Print Edition: May 20, 2015
The winter semester ends with the squirmy recognition of how long it’s been since I cleaned anything. My couch is no longer a couch but a nest formed by the accoutrements of final paper writing: mugs and glasses, fading pens, and stacks of overdue library books. So the brighter, longer days of spring’s sudden onset bring the undeniable impulse to clean. And, since the end of a semester often heralds changes — whether a new job, no job, or just a new set of classes — it’s also a time to evaluate what stuff needs to stay, and what must go.
This impulse isn’t limited to students; one of the by-products of living in a society with so much stuff is that it all tends to accumulate. There are the freebies, the items your parents offloaded to you when they went through their stuff, stuff you thought you needed or wanted and never used, stuff people gave you for your birthday or Christmas that you didn’t know what to do with: all this stuff stuffed in your closet, gathering life-force like the monster you were terrified of as a child, breathing heavily behind the doors, waiting to emerge and suffocate you in your sleep.

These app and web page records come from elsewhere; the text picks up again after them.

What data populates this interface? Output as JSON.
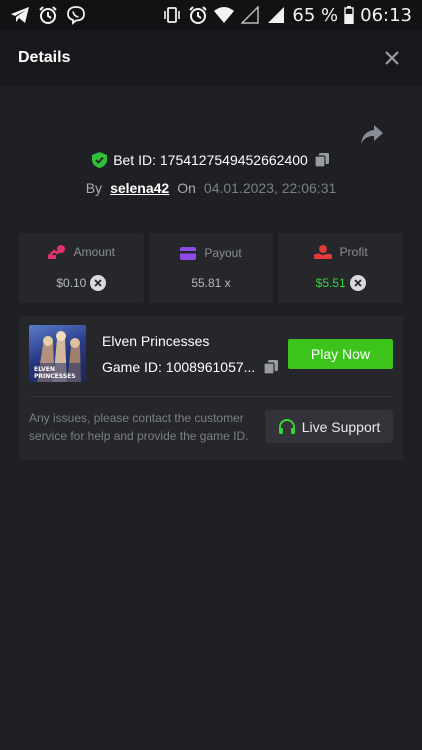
{
  "status_bar": {
    "battery": "65 %",
    "time": "06:13",
    "icons": [
      "telegram-icon",
      "alarm-icon",
      "viber-icon",
      "vibrate-icon",
      "alarm-icon",
      "wifi-icon",
      "signal-empty-icon",
      "signal-icon",
      "battery-icon"
    ]
  },
  "header": {
    "title": "Details"
  },
  "bet": {
    "id_label": "Bet ID: 1754127549452662400",
    "by_label": "By",
    "username": "selena42",
    "on_label": "On",
    "date": "04.01.2023, 22:06:31"
  },
  "stats": {
    "amount": {
      "label": "Amount",
      "value": "$0.10"
    },
    "payout": {
      "label": "Payout",
      "value": "55.81 x"
    },
    "profit": {
      "label": "Profit",
      "value": "$5.51"
    }
  },
  "game": {
    "title": "Elven Princesses",
    "game_id": "Game ID: 1008961057...",
    "thumbnail_text_top": "ELVEN",
    "thumbnail_text_mid": "PRINCESSES",
    "play_label": "Play Now",
    "issue_text": "Any issues, please contact the customer service for help and provide the game ID.",
    "support_label": "Live Support"
  },
  "colors": {
    "accent_green": "#3cc41c",
    "profit_green": "#39d23a",
    "shield_green": "#2fbf3a"
  }
}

So there’s got to be a time, a place, and a means to get rid of all this stuff. Spring cleaning is a practice that goes way back and is often associated with times of beginning and new growth. In some traditions it marks the start of a new year; just as we resolve to make internal improvements, we make the space to be better people. It’s not just a matter of reorganizing cupboards or cleaning oft-neglected areas. It’s an opportunity to reassess which material objects deserve a place in your life, to downsize, and to unclutter. But the problem arises: how do we dispose of the old without being irresponsibly wasteful?
Mission takes it to the curb. Every year they hold Spring Clean-up Week (this year it was May 4 to 8) during which households can put out additional waste on collection days as well as kicking other items to the curb like small pieces of furniture or appliances, and other random bits of basement detritus. During the week, people keep an eye out for free curbside treasures which may find new life in their homes, thereby reducing the amount of waste that goes unnecessarily to landfills. Manageable, contained items left behind are either recycled or disposed of appropriately by the City.

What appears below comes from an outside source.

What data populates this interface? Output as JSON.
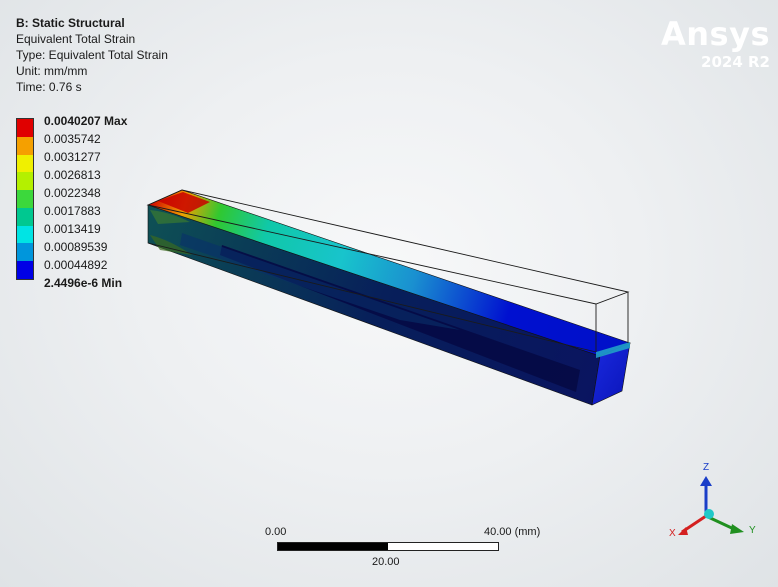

This strikes me as a better way to deal with spring cleaning than posting that old end table on Craigslist or taking items that no one wants to the dump. There are donation bins for clothes and books, and some items can be taken to second-hand stores, but, right or wrong, many consider it to be too much effort when they have a lot of items they want to disappear. Much of what accumulates at city dumps could be fixed or repurposed. So the main benefit of Spring Clean-up Week is that it takes a lot of the hassle out of discarding no-longer-welcome stuff, within reason.

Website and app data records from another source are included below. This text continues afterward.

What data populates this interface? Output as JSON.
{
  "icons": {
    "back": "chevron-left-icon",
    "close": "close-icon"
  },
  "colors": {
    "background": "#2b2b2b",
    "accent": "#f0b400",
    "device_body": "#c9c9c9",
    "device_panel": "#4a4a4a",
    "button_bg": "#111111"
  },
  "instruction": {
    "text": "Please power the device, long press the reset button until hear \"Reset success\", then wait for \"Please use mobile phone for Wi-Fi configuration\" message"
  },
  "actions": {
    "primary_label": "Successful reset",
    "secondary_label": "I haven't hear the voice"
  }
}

There are limits and rules, but overall the practice is responsive to city-dwellers’ needs to clean up and improve their living spaces. It’s a practice other cities, like Abbotsford, should strongly consider.